19.5 °Cforecast >
Mostly Cloudy

Travel-related case of measles identified in Nova Scotia

Health officials are trying to track down people who may have been exposed from March 10 to March 15.
The measles virus in a photo taken through an electron microscope. (WIKIPEDIA)

Nova Scotia health officials are trying to track down people who may have been exposed to the measles virus earlier this month. 

A travel-related case of the virus has been identified and may be related to the following locations and times, the Nova Scotia health authority said in a news release Monday:

  • WestJet flight WS254 — departed Toronto on March 10 at 9:35 p.m. and arrived in Halifax at 12:32 a.m. on March 11. 
  • Arrivals area at Halifax Stanfield International Airport — March 11 from 12:30 a.m. to 3 a.m.
  • St. Jerome’s Catholic Church, West Caledonia — March 11 from 1:45 p.m. to 5 p.m.
  • Emergency department at South Shore Regional Hospital — from March 12 at 2:30 p.m. to March 15 at 9 p.m.

Those exposed at the above locations may develop symptoms between now and April 5, the release said. 

Symptoms of the measles include:

  • fever, cough, runny nose
  • red eyes
  • a red blotchy rash on the face, which spreads down the body
  • sleepiness
  • irritability (feeling cranky or in a bad mood)
  • small white spots may also show up inside the mouth and throat

People with these symptoms can call Public Health at 1-844-856-3677 or 811 for advice from a registered nurse. 

Those who want to see a health-care provider such as a family doctor should call ahead.
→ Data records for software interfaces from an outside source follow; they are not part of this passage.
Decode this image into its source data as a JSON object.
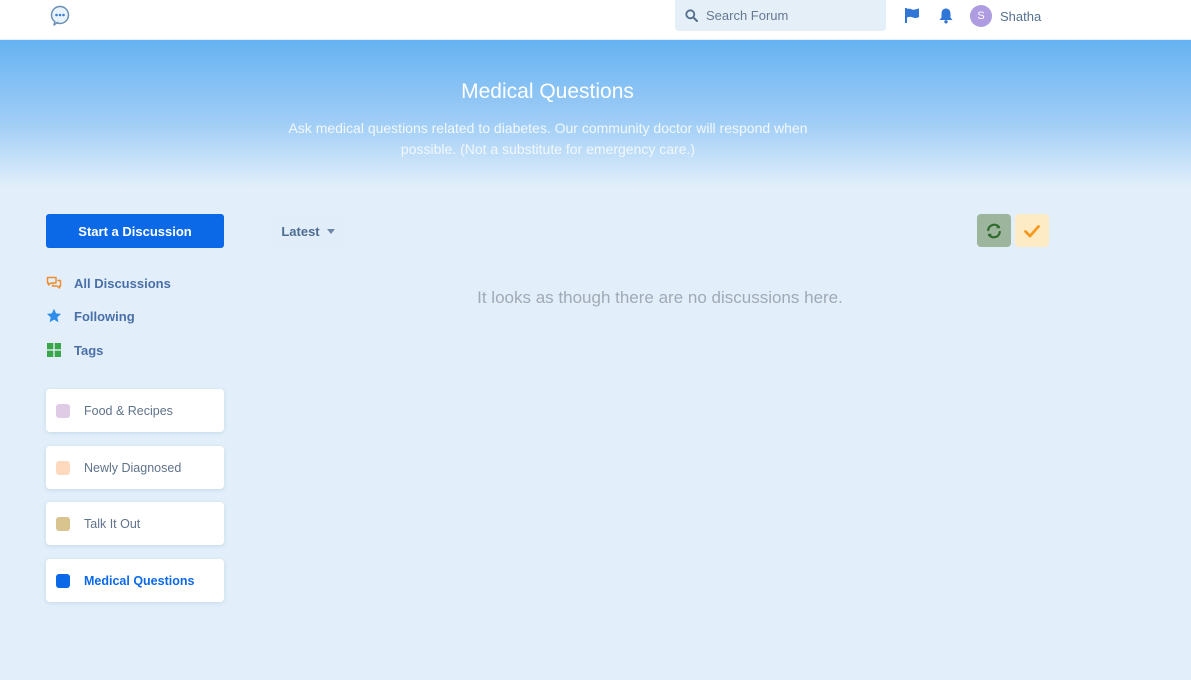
{
  "header": {
    "search_placeholder": "Search Forum",
    "avatar_initial": "S",
    "username": "Shatha",
    "icons": [
      "forum-logo-icon",
      "search-icon",
      "flag-icon",
      "bell-icon"
    ]
  },
  "hero": {
    "title": "Medical Questions",
    "description": "Ask medical questions related to diabetes. Our community doctor will respond when possible. (Not a substitute for emergency care.)"
  },
  "sidebar": {
    "start_label": "Start a Discussion",
    "nav": [
      {
        "label": "All Discussions",
        "icon": "chat-bubbles-icon"
      },
      {
        "label": "Following",
        "icon": "star-icon"
      },
      {
        "label": "Tags",
        "icon": "grid-icon"
      }
    ],
    "tags": [
      {
        "label": "Food & Recipes",
        "color": "#e0cbe6"
      },
      {
        "label": "Newly Diagnosed",
        "color": "#ffd9bd"
      },
      {
        "label": "Talk It Out",
        "color": "#d9c48f"
      },
      {
        "label": "Medical Questions",
        "color": "#0b69e8",
        "active": true
      }
    ]
  },
  "toolbar": {
    "sort_label": "Latest",
    "refresh_icon": "refresh-icon",
    "mark_read_icon": "checkmark-icon"
  },
  "main": {
    "empty_message": "It looks as though there are no discussions here."
  },
  "colors": {
    "primary": "#0b69e8",
    "hero_top": "#66b2f2",
    "background": "#e2effa"
  }
}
Special precautions must be taken to protect other patients from being exposed.  

"Measles is a viral illness and most people fully recover within two to three weeks," the health authority said. "However, measles can have serious complications, which are more likely in infants, pregnant women and those with weakened immune systems."

Public Health has been directly notifying family members and friends who have had close contact with the travel-related case.

This case is not linked to the outbreak that affected seven people in the province last month.  

The health authority noted that Nova Scotia residents born after 1970 are eligible to receive two doses of measles-containing vaccine at no cost through the publicly funded immunization program.


More Local News